Why Do User Research And Usability TestingPresentation Transcript
Why Do User Research and Usability Testing? Copyright Energy Systems Lab, 2008
The answer to the question is simple: to remove stumbling blocks from the user’s path through the application.
This may not seem that important, but it is. Let’s see why…
One way or another, stumbling blocks represent a failure to achieve maximum capital gains.
This is true whether you are a private sector product focused company or a government corporation that is grant funded.
The applications you build are part of your brand.
You wouldn’t ignore an ugly font or icon on a website, so why gloss over a usability defect?
Building a bad brand discourages people from doing business with you in the future.
This can be in the form of a grant disbursement or a person purchasing shrink-wrapped software at Best Buy.
Bad Forms Produce Bad Results
Let us all learn from the 300 million dollar button example. (Wroblewski, p.16-18)
As a Developer, Why Should I Care About Usability?
Getting it right early, means moving on faster.
Satisfaction of helping people achieve their goals through your interface.
Improving your reputation. Looking out for your future.
Care for your craft.
"Why Can't We Do This All In-House?"
"Can't you just take care of all this usability stuff by following some simple rules?"
Yes and No. If developers could make usable apps from the confines of their cube, they would.
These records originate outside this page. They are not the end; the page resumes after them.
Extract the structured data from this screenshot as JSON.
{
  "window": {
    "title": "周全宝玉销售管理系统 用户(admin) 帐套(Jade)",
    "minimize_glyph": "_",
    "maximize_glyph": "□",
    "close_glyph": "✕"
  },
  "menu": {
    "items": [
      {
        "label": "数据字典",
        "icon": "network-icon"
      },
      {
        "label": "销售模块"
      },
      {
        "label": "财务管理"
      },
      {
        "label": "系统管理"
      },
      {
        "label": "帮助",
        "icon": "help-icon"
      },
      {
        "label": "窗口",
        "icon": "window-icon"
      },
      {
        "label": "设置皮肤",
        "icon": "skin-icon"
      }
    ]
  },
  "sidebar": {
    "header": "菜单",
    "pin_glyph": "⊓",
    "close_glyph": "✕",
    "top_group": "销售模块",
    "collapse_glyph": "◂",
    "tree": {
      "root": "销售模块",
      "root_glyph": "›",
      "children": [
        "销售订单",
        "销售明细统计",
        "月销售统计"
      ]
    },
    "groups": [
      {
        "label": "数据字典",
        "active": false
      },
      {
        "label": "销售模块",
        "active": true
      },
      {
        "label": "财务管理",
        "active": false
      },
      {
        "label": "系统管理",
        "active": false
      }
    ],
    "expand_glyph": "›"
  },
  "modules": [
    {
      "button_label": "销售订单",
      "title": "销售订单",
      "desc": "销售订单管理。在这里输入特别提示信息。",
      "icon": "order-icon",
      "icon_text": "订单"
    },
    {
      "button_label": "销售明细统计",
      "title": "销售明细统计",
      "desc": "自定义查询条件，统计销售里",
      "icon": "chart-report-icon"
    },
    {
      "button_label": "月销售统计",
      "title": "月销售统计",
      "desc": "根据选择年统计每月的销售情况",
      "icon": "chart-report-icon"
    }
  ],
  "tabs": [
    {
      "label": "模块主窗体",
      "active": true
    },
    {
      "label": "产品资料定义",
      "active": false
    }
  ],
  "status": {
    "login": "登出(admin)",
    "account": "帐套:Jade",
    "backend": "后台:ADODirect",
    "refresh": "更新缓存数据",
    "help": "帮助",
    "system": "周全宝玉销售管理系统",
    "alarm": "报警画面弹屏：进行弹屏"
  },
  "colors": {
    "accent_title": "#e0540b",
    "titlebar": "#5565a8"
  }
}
Usability is a measure of prevention, if done right, you are never going to see where it paid off (unless you are building a better mousetrap).
“ I think saving small fractions of a second by optimal button placement is probably a good illustration of the real but limited impact that traditional psychological theory can have if diligently applied.” (Carroll, p. 65)
"Why Can't We Do This All In-House?" (cont'd)
"Aren't you smart enough to figure out what the user needs on your own?"
“ Personal observation of one’s own system is one of the worst ways to assess usability." (Carroll, p.69)
Turn that question around. If you can't prognosticate that, what makes you think a developer can?
"I know exactly what the end users need, it's ..."
Ok, maybe you do maybe you don't. Let's not guess, lets find out for sure. That's where field studies and user interviews come in.
Factors Affecting Usability
Conceptual Model extended to the user (Norman, pp. 12-17)
Clarity of text anywhere and everywhere
Position and size of navigation elements
Organization of information
Performance as it relates to responsiveness
Naturalness of mapping from a control to what is effected by its use (Norman, pp. 23-27)
Where to Start: Conducting User Research
You should do some level of user research when the high level design of your application is underway.
“ Task analysis provides important clues to what the interface organization and conceptual design should be,” (Weinschenck, p. 26).
Yes it costs money to do user research. It costs even more money to go into litigation because nobody thought about the user first.
Who You Write it for Will Change What it Does
User Role Modeling is important, and should be done right from the start.
Beware the "Too Many Masters" syndrome.
If Accounting wants it for one thing, and Marketing wants it for something else, you may never get a converging set of requirements.
Where to Start: Usability Testing
Start with what is reasonable for your situation.
Hiring a usablity professional can be costly and therefore encourages waiting until the software is "done." (Krug, p. 131)
Waiting to consider usability till late in development lengthens the user feedback loop, which can be very costly.
Where to Start: Usability Testing (cont'd)
Incorporate user feedback into your design A.S.A.P.
There are several methodologies for doing this:
Iterative & Incremental development and deployment
Where to Start: Usability Testing(cont’d)
Krug suggests that usability testing can be a home grown effort. (Krug, p. 137)
Some user testing is better than none at all.
Do what your wallet can afford.
Representative end users are overrated. (Krug, p. 135)
3-4 user testers at each round of user testing is good enough.(Krug, p. 138)
Test early and often.
How you define “early” and “often” may be influenced by several factors
One size does not fit all.
You are going to have to figure out how to do usability testing and user research in your environment.
What works for one company may not work for another.
You may be able to get useful advice on how to go about doing usability testing from someone in a similar situation working on a similar project that is already doing user testing
Time and budget will affect how you do usability testing
but remember, it is better to user test once than never at all.
Carroll, J. M. (Ed.). (1991). Designing interaction: Psychology at the human-computer interface. New York: Cambridge University Press.
Krug, S. (2006). Don't Make Me Think! A Common Sense Approach to Web Usability, Second Edition. Berkley, CA: New Riders.
Norman, D. (1990). The Design of Everyday Things. New York: Doubleday.
Weinschenk, S., Jamar, P., & Yeo, S.C. (1997). GUI design essentials. New York: John Wiley & Sons.
Wroblewski, L. (2008). Web Form Design: Filling in the Blanks. Brooklyn, New York: Rosenfeld Media.